▶ **Task requirements**: All entries below need to be written out exactly, but without their pictures.

▶ **Raw data**:
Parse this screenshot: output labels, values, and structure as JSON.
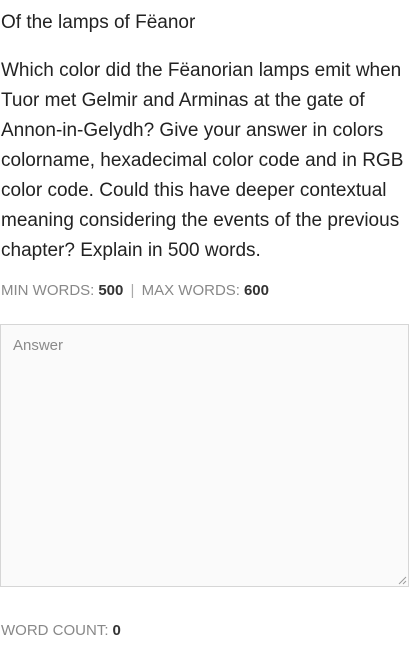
{
  "title": "Of the lamps of Fëanor",
  "question": "Which color did the Fëanorian lamps emit when Tuor met Gelmir and Arminas at the gate of Annon-in-Gelydh? Give your answer in colors colorname, hexadecimal color code and in RGB color code. Could this have deeper contextual meaning considering the events of the previous chapter? Explain in 500 words.",
  "limits": {
    "min_label": "MIN WORDS:",
    "min_value": "500",
    "separator": "|",
    "max_label": "MAX WORDS:",
    "max_value": "600"
  },
  "answer": {
    "placeholder": "Answer",
    "value": ""
  },
  "word_count": {
    "label": "WORD COUNT:",
    "value": "0"
  }
}
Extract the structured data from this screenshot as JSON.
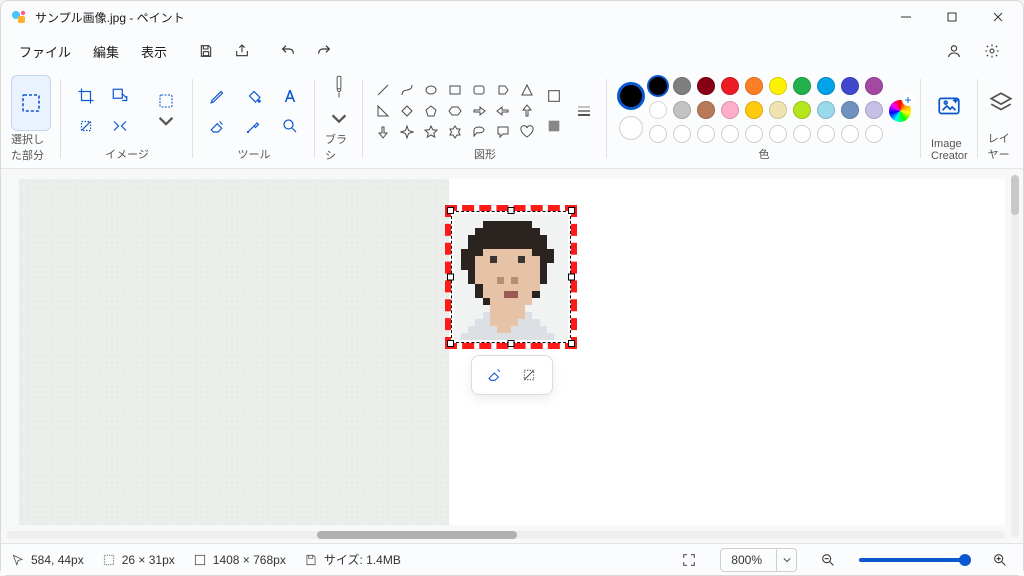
{
  "titlebar": {
    "title": "サンプル画像.jpg - ペイント"
  },
  "menu": {
    "file": "ファイル",
    "edit": "編集",
    "view": "表示"
  },
  "ribbon": {
    "selection_label": "選択した部分",
    "image_label": "イメージ",
    "tools_label": "ツール",
    "brush_label": "ブラシ",
    "shapes_label": "図形",
    "colors_label": "色",
    "image_creator_label": "Image Creator",
    "layers_label": "レイヤー"
  },
  "colors": {
    "current": "#000000",
    "row1": [
      "#000000",
      "#7f7f7f",
      "#880015",
      "#ed1c24",
      "#ff7f27",
      "#fff200",
      "#22b14c",
      "#00a2e8",
      "#3f48cc",
      "#a349a4"
    ],
    "row2": [
      "#ffffff",
      "#c3c3c3",
      "#b97a57",
      "#ffaec9",
      "#ffc90e",
      "#efe4b0",
      "#b5e61d",
      "#99d9ea",
      "#7092be",
      "#c8bfe7"
    ]
  },
  "status": {
    "cursor": "584, 44px",
    "selection": "26 × 31px",
    "canvas": "1408 × 768px",
    "size_label": "サイズ: 1.4MB",
    "zoom": "800%"
  },
  "portrait_pixels": [
    "................",
    "....aaaaaaa.....",
    "...aaaaaaaaa....",
    "..aaaaaaaaaaa...",
    "..aaaaaaaaaaa...",
    ".aaabbbbbbbaaa..",
    ".aabbcbbbcbbaa..",
    ".aabbbbbbbbba...",
    "..abbbbbbbbba...",
    "..abbbdbdbbba...",
    "...abbbbbbbb....",
    "...abbbeebba....",
    "....abbbbbb.....",
    ".....bbbbb......",
    "....fbbbbbf.....",
    "...ffbbbbfff....",
    "..ffffbbfffff...",
    ".fffffffffffff.."
  ],
  "portrait_palette": {
    ".": "#f1f2f2",
    "a": "#2a231f",
    "b": "#e6c2a7",
    "c": "#3a3532",
    "d": "#b88d72",
    "e": "#9c5a55",
    "f": "#dcdfe3"
  }
}
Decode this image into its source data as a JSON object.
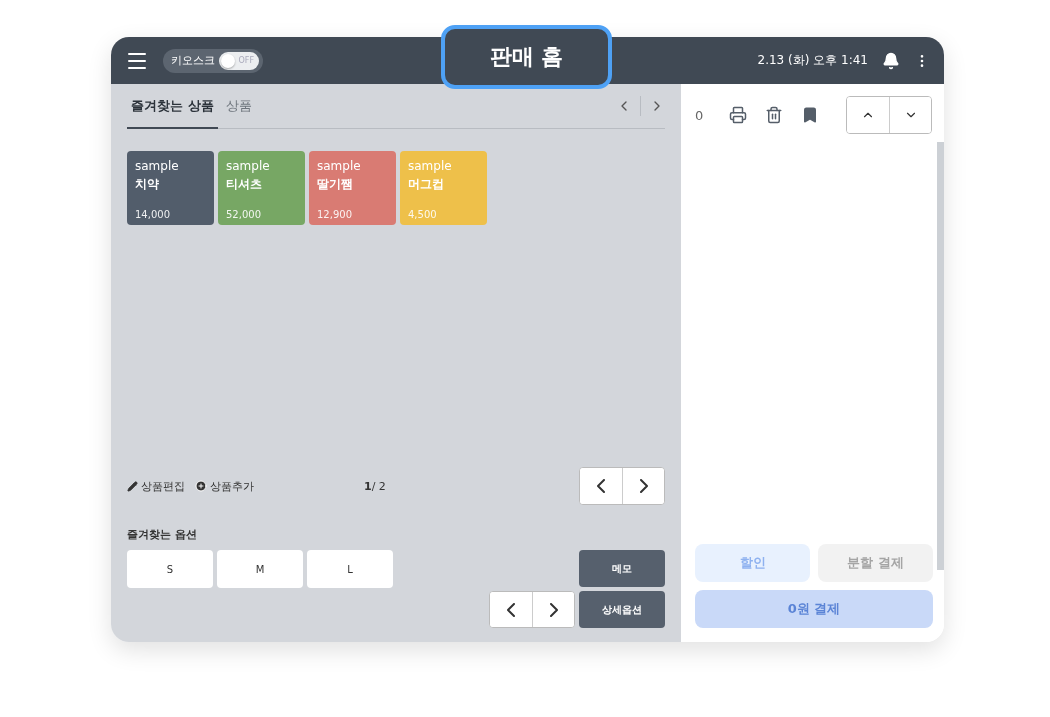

▶ **Result of the exercise**:
Parse this screenshot: output labels, values, and structure as JSON.
{
  "title": "Of the lamps of Fëanor",
  "question": "Which color did the Fëanorian lamps emit when Tuor met Gelmir and Arminas at the gate of Annon-in-Gelydh? Give your answer in colors colorname, hexadecimal color code and in RGB color code. Could this have deeper contextual meaning considering the events of the previous chapter? Explain in 500 words.",
  "limits": {
    "min_label": "MIN WORDS:",
    "min_value": "500",
    "separator": "|",
    "max_label": "MAX WORDS:",
    "max_value": "600"
  },
  "answer": {
    "placeholder": "Answer",
    "value": ""
  },
  "word_count": {
    "label": "WORD COUNT:",
    "value": "0"
  }
}
Extract the structured data from this screenshot as JSON.
{
  "titlebar": {
    "title": "サンプル画像.jpg - ペイント"
  },
  "menu": {
    "file": "ファイル",
    "edit": "編集",
    "view": "表示"
  },
  "ribbon": {
    "selection_label": "選択した部分",
    "image_label": "イメージ",
    "tools_label": "ツール",
    "brush_label": "ブラシ",
    "shapes_label": "図形",
    "colors_label": "色",
    "image_creator_label": "Image Creator",
    "layers_label": "レイヤー"
  },
  "colors": {
    "current": "#000000",
    "row1": [
      "#000000",
      "#7f7f7f",
      "#880015",
      "#ed1c24",
      "#ff7f27",
      "#fff200",
      "#22b14c",
      "#00a2e8",
      "#3f48cc",
      "#a349a4"
    ],
    "row2": [
      "#ffffff",
      "#c3c3c3",
      "#b97a57",
      "#ffaec9",
      "#ffc90e",
      "#efe4b0",
      "#b5e61d",
      "#99d9ea",
      "#7092be",
      "#c8bfe7"
    ]
  },
  "status": {
    "cursor": "584, 44px",
    "selection": "26 × 31px",
    "canvas": "1408 × 768px",
    "size_label": "サイズ: 1.4MB",
    "zoom": "800%"
  },
  "portrait_pixels": [
    "................",
    "....aaaaaaa.....",
    "...aaaaaaaaa....",
    "..aaaaaaaaaaa...",
    "..aaaaaaaaaaa...",
    ".aaabbbbbbbaaa..",
    ".aabbcbbbcbbaa..",
    ".aabbbbbbbbba...",
    "..abbbbbbbbba...",
    "..abbbdbdbbba...",
    "...abbbbbbbb....",
    "...abbbeebba....",
    "....abbbbbb.....",
    ".....bbbbb......",
    "....fbbbbbf.....",
    "...ffbbbbfff....",
    "..ffffbbfffff...",
    ".fffffffffffff.."
  ],
  "portrait_palette": {
    ".": "#f1f2f2",
    "a": "#2a231f",
    "b": "#e6c2a7",
    "c": "#3a3532",
    "d": "#b88d72",
    "e": "#9c5a55",
    "f": "#dcdfe3"
  }
}
Decode this image into its source data as a JSON object.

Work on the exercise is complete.